Start of Provided data

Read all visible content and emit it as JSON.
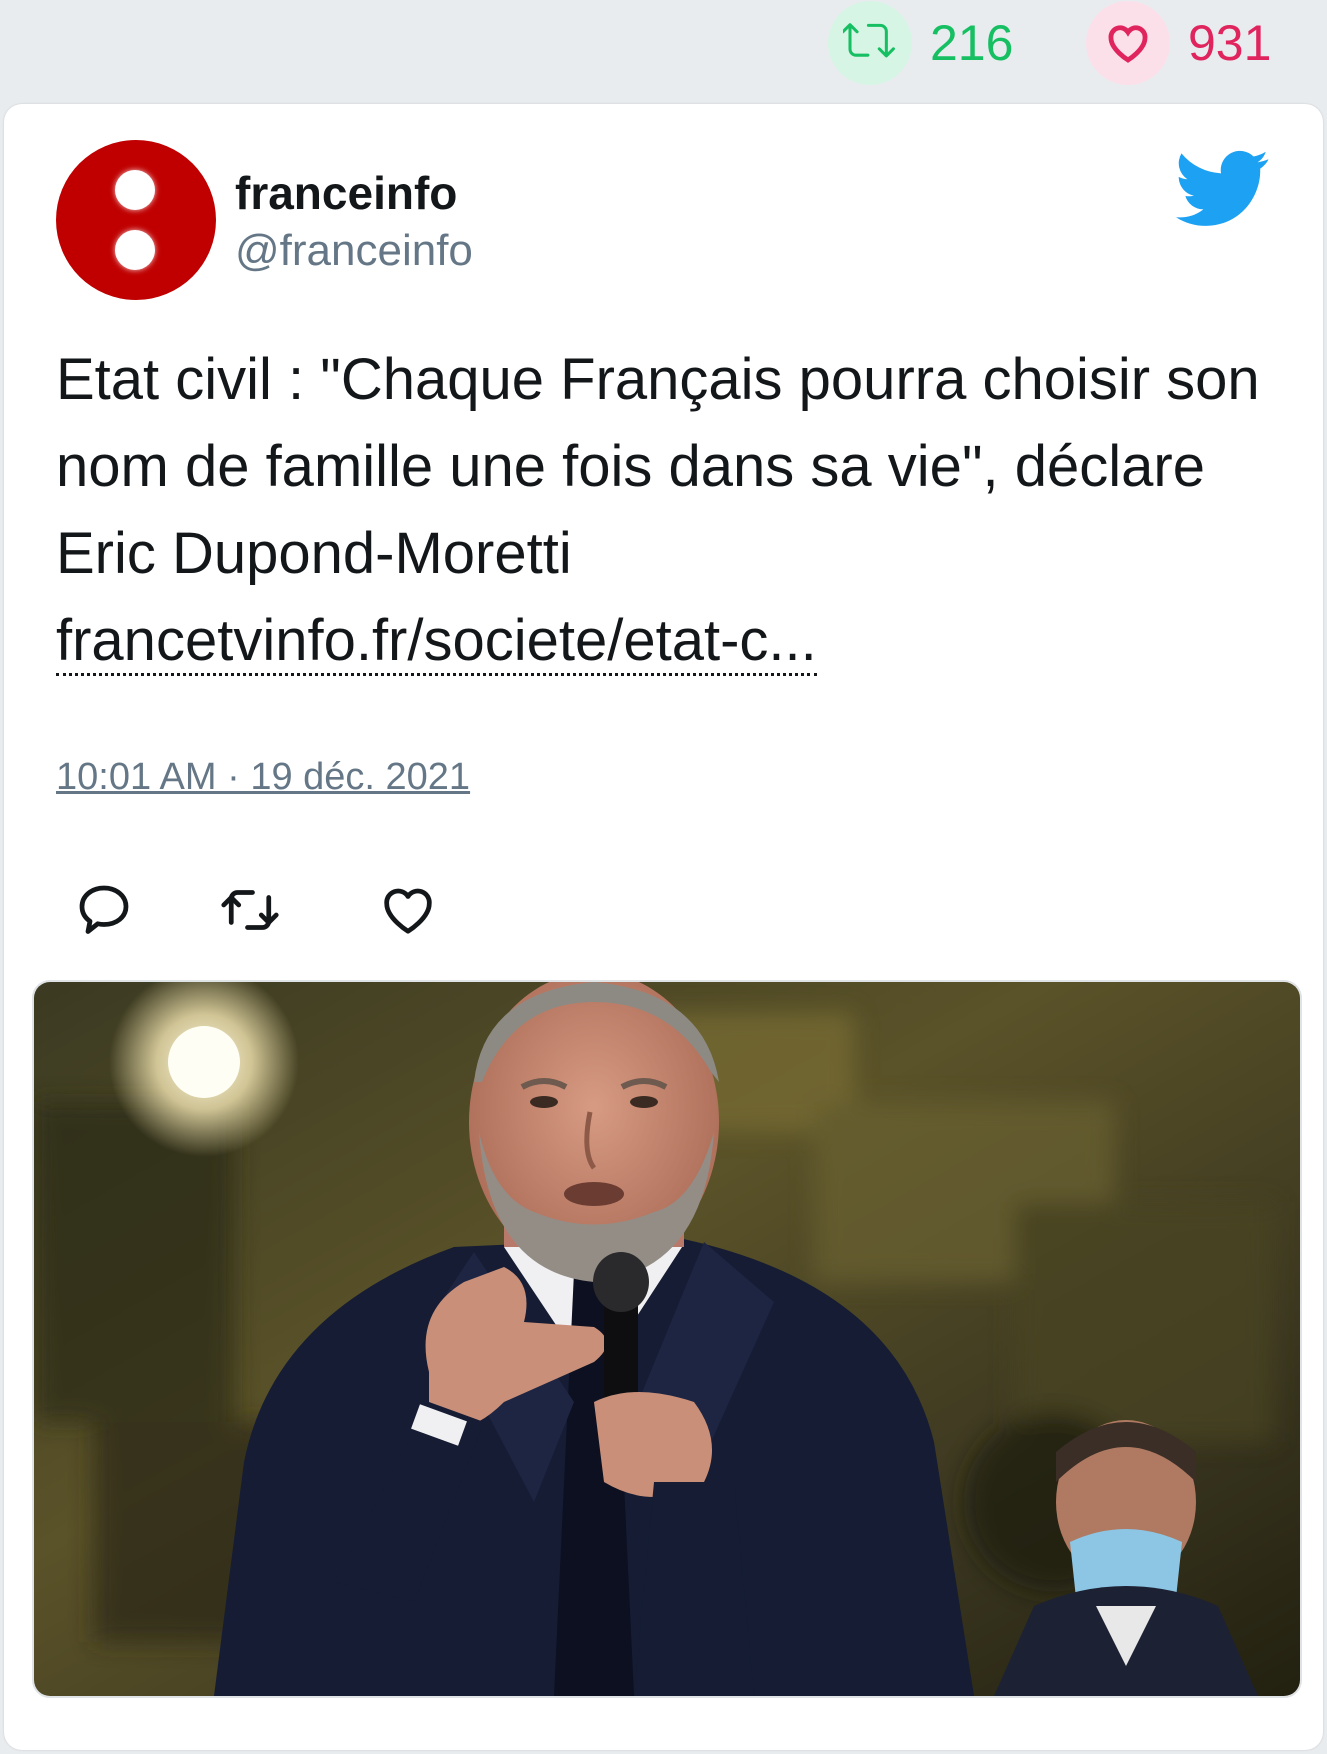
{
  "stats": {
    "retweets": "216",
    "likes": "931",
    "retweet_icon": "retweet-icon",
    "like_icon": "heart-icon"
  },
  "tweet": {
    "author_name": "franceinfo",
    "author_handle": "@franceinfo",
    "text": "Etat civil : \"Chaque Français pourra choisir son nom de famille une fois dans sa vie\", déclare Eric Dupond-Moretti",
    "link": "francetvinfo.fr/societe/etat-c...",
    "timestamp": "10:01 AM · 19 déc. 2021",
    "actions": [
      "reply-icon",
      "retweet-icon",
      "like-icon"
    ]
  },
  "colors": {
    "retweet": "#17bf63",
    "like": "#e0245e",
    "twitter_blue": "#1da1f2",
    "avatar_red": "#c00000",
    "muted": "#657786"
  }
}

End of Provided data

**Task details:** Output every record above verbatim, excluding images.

**Your solution:**
Read all visible content and emit it as JSON.
{
  "stats": {
    "retweets": "216",
    "likes": "931",
    "retweet_icon": "retweet-icon",
    "like_icon": "heart-icon"
  },
  "tweet": {
    "author_name": "franceinfo",
    "author_handle": "@franceinfo",
    "text": "Etat civil : \"Chaque Français pourra choisir son nom de famille une fois dans sa vie\", déclare Eric Dupond-Moretti",
    "link": "francetvinfo.fr/societe/etat-c...",
    "timestamp": "10:01 AM · 19 déc. 2021",
    "actions": [
      "reply-icon",
      "retweet-icon",
      "like-icon"
    ]
  },
  "colors": {
    "retweet": "#17bf63",
    "like": "#e0245e",
    "twitter_blue": "#1da1f2",
    "avatar_red": "#c00000",
    "muted": "#657786"
  }
}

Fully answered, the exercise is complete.